    That's a lot of interesting information. Do you have sources you can point to that would help people who would like to research that aspect further?

    • I've found conflicting sources. There is an ancient Greek root documented since Hesiod which suggests that the concept was available to Greeks regardless of any Hebrew influences. That said, I have another source claiming that the grammatical inflection is a reflection of the Hebrew root and not the proto-Hellenic one, so I'm working that out for future updates.

    • Thanks Nate! If you are able to come up with any kind of chain of commentators eventually that would be great to add. I'm sure I am not the only one who is fascinated if we can find direct back-and-forth between the Epicureans and the Judeo-Christian line. I know our friend Don's interest doesn't rise quite to the level of DeWitt's interest in the topic, but I suspect even Don would be interested! ;)

    • I must have mis-read something and put the wrong dots together. The Septuagint is the very beginning of a cultural interaction between Hebrews and Greeks according to widely available sources ... this surprises me, but it must have been my imagination. Wiktionary was very specific about its status as a pure loan word, but ... records from Hesiod firmly refute that.

      At this point, I'm more interested in answering the question, "Were Jews and Zoroastrians functionally unknown to Athenians before the expansion of the Macedonian Empire? I (perhaps wrongly) assumed that the Middle Eastern monotheists would have had much more influence on world culture by 300 BCE than I'm able to justify giving them credit for now.

      Like 1
    • Probably not necessary for me to say so but I second and agree that these connections are of great interest and worth pursuing. I think that's why DeWitt emphasized the Christian parallels - it helps build interest in a lot of people to see how their own "current" religious traditions intersect with the Epicurean. I definitely think DeWitt's references to Epicurus being considered one of the prototypes of the "antichrist"
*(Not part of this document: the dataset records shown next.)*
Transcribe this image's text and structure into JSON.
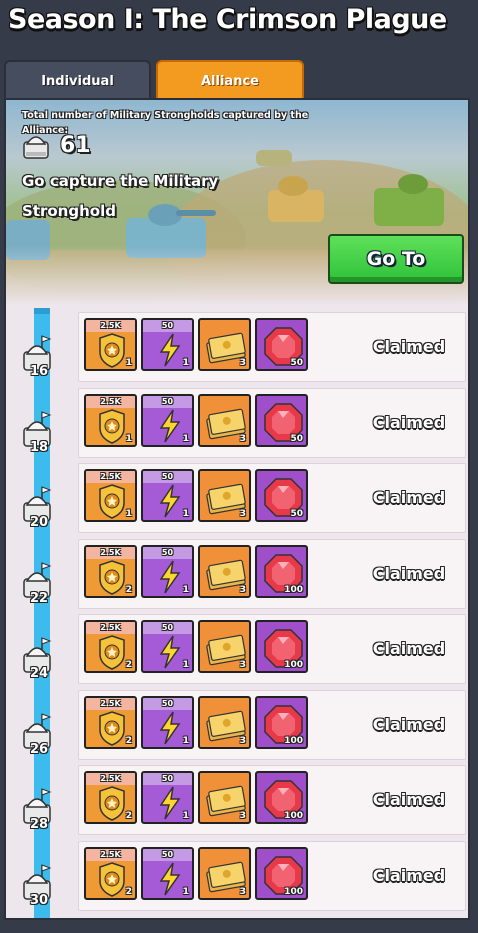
{
  "header": {
    "title": "Season I: The Crimson Plague"
  },
  "tabs": [
    {
      "label": "Individual",
      "active": false
    },
    {
      "label": "Alliance",
      "active": true
    }
  ],
  "banner": {
    "info_text": "Total number of Military Strongholds captured by the Alliance:",
    "stronghold_count": "61",
    "capture_text": "Go capture the Military Stronghold",
    "goto_label": "Go To"
  },
  "colors": {
    "accent_tab": "#f39a20",
    "goto_button": "#3ccf46",
    "progress": "#3dbbec"
  },
  "rewards": [
    {
      "milestone": "16",
      "badge_top": "2.5K",
      "badge_qty": "1",
      "energy_top": "50",
      "energy_qty": "1",
      "ticket_qty": "3",
      "gem_qty": "50",
      "status": "Claimed"
    },
    {
      "milestone": "18",
      "badge_top": "2.5K",
      "badge_qty": "1",
      "energy_top": "50",
      "energy_qty": "1",
      "ticket_qty": "3",
      "gem_qty": "50",
      "status": "Claimed"
    },
    {
      "milestone": "20",
      "badge_top": "2.5K",
      "badge_qty": "1",
      "energy_top": "50",
      "energy_qty": "1",
      "ticket_qty": "3",
      "gem_qty": "50",
      "status": "Claimed"
    },
    {
      "milestone": "22",
      "badge_top": "2.5K",
      "badge_qty": "2",
      "energy_top": "50",
      "energy_qty": "1",
      "ticket_qty": "3",
      "gem_qty": "100",
      "status": "Claimed"
    },
    {
      "milestone": "24",
      "badge_top": "2.5K",
      "badge_qty": "2",
      "energy_top": "50",
      "energy_qty": "1",
      "ticket_qty": "3",
      "gem_qty": "100",
      "status": "Claimed"
    },
    {
      "milestone": "26",
      "badge_top": "2.5K",
      "badge_qty": "2",
      "energy_top": "50",
      "energy_qty": "1",
      "ticket_qty": "3",
      "gem_qty": "100",
      "status": "Claimed"
    },
    {
      "milestone": "28",
      "badge_top": "2.5K",
      "badge_qty": "2",
      "energy_top": "50",
      "energy_qty": "1",
      "ticket_qty": "3",
      "gem_qty": "100",
      "status": "Claimed"
    },
    {
      "milestone": "30",
      "badge_top": "2.5K",
      "badge_qty": "2",
      "energy_top": "50",
      "energy_qty": "1",
      "ticket_qty": "3",
      "gem_qty": "100",
      "status": "Claimed"
    }
  ]
}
      Thanks 1
  • Yes, yes, yes!! Thank you for all this work!

    Like 2